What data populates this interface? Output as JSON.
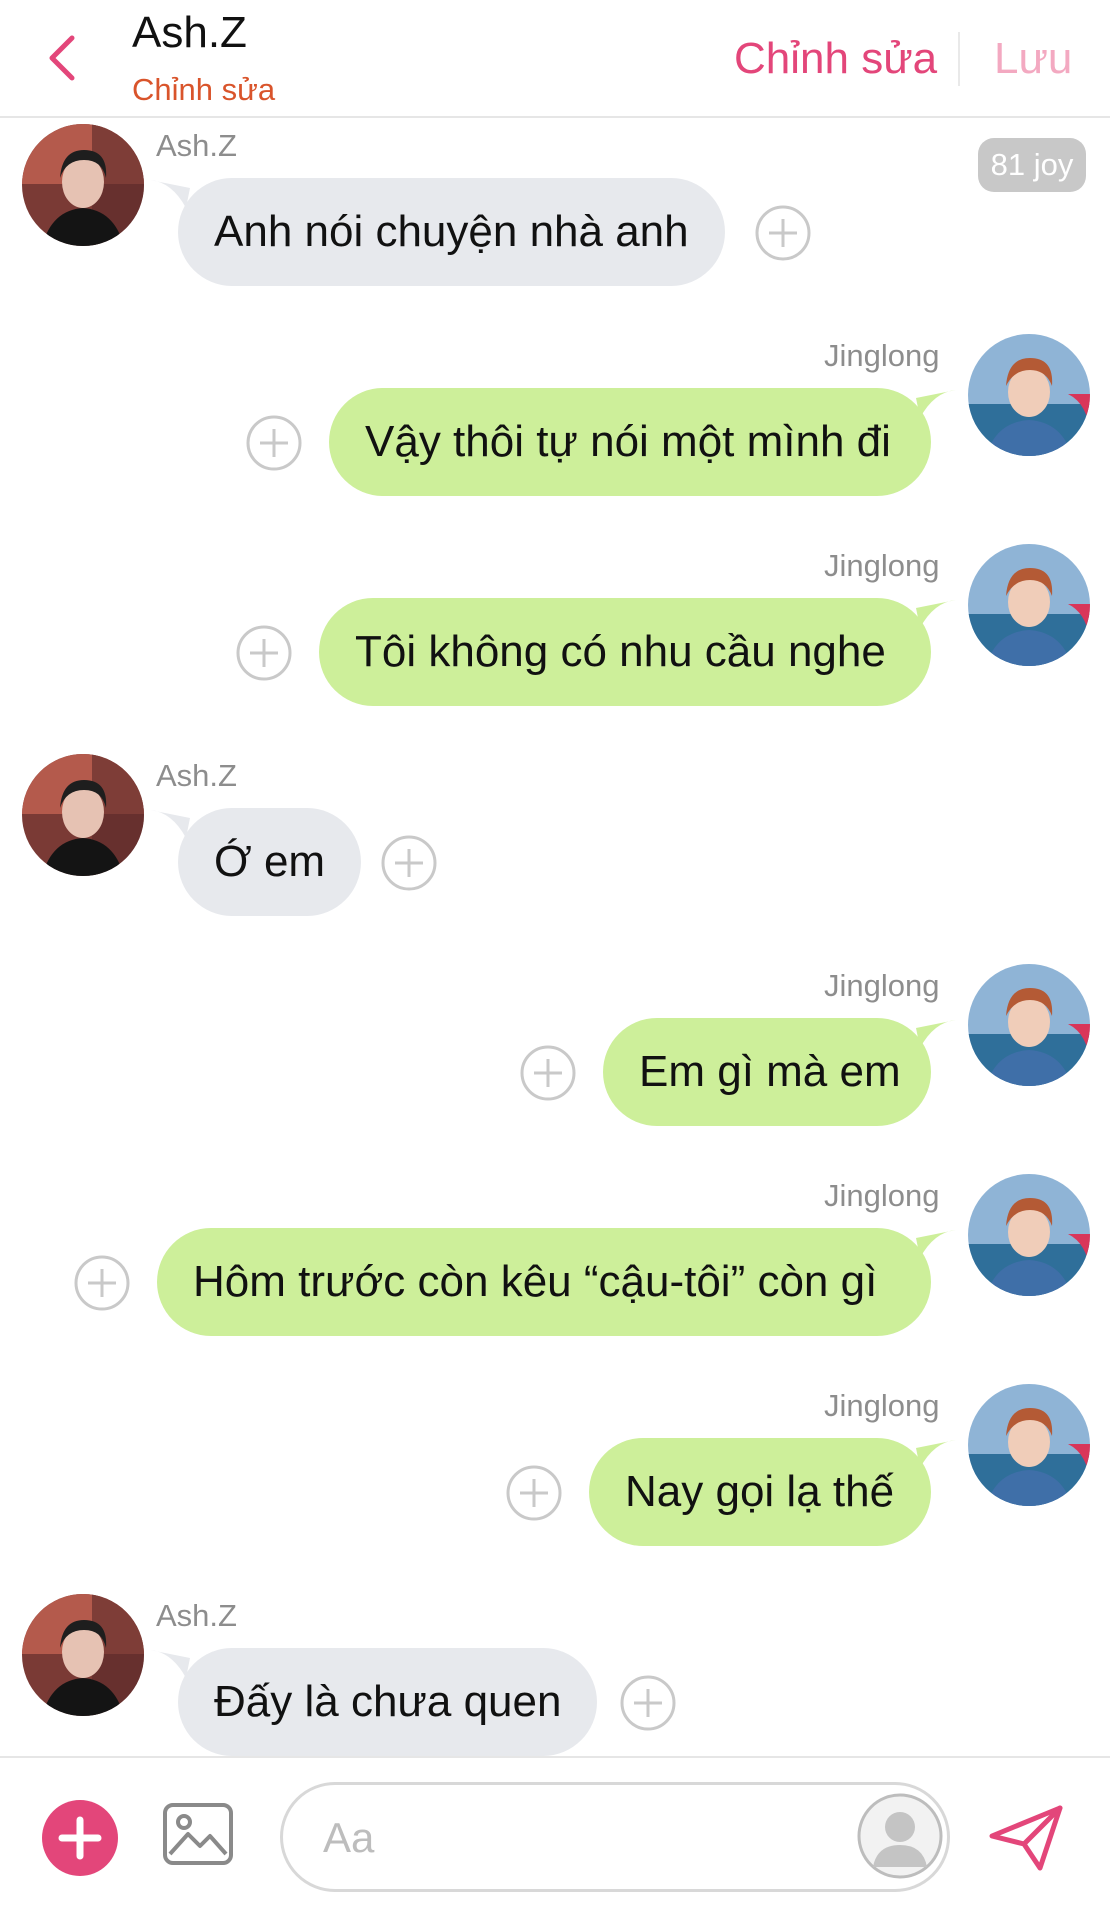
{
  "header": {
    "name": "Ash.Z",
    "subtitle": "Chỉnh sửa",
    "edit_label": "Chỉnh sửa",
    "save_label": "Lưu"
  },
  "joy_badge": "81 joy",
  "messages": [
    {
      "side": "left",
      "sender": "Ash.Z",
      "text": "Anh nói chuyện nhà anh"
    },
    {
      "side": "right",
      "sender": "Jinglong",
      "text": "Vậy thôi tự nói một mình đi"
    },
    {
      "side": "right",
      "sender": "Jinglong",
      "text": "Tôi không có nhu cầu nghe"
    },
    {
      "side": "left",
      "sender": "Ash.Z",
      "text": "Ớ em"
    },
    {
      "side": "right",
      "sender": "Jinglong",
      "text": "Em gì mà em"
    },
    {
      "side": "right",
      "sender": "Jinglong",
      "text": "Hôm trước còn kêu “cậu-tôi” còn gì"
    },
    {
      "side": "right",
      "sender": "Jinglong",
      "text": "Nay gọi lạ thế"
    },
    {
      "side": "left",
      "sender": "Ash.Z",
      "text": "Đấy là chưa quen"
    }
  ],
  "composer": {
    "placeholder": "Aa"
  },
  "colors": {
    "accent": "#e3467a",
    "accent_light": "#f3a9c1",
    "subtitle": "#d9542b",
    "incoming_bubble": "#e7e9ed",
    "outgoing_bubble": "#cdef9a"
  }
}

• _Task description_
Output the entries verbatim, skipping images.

• _Expected answer_
What data populates this interface? Output as JSON.
{
  "header": {
    "name": "Ash.Z",
    "subtitle": "Chỉnh sửa",
    "edit_label": "Chỉnh sửa",
    "save_label": "Lưu"
  },
  "joy_badge": "81 joy",
  "messages": [
    {
      "side": "left",
      "sender": "Ash.Z",
      "text": "Anh nói chuyện nhà anh"
    },
    {
      "side": "right",
      "sender": "Jinglong",
      "text": "Vậy thôi tự nói một mình đi"
    },
    {
      "side": "right",
      "sender": "Jinglong",
      "text": "Tôi không có nhu cầu nghe"
    },
    {
      "side": "left",
      "sender": "Ash.Z",
      "text": "Ớ em"
    },
    {
      "side": "right",
      "sender": "Jinglong",
      "text": "Em gì mà em"
    },
    {
      "side": "right",
      "sender": "Jinglong",
      "text": "Hôm trước còn kêu “cậu-tôi” còn gì"
    },
    {
      "side": "right",
      "sender": "Jinglong",
      "text": "Nay gọi lạ thế"
    },
    {
      "side": "left",
      "sender": "Ash.Z",
      "text": "Đấy là chưa quen"
    }
  ],
  "composer": {
    "placeholder": "Aa"
  },
  "colors": {
    "accent": "#e3467a",
    "accent_light": "#f3a9c1",
    "subtitle": "#d9542b",
    "incoming_bubble": "#e7e9ed",
    "outgoing_bubble": "#cdef9a"
  }
}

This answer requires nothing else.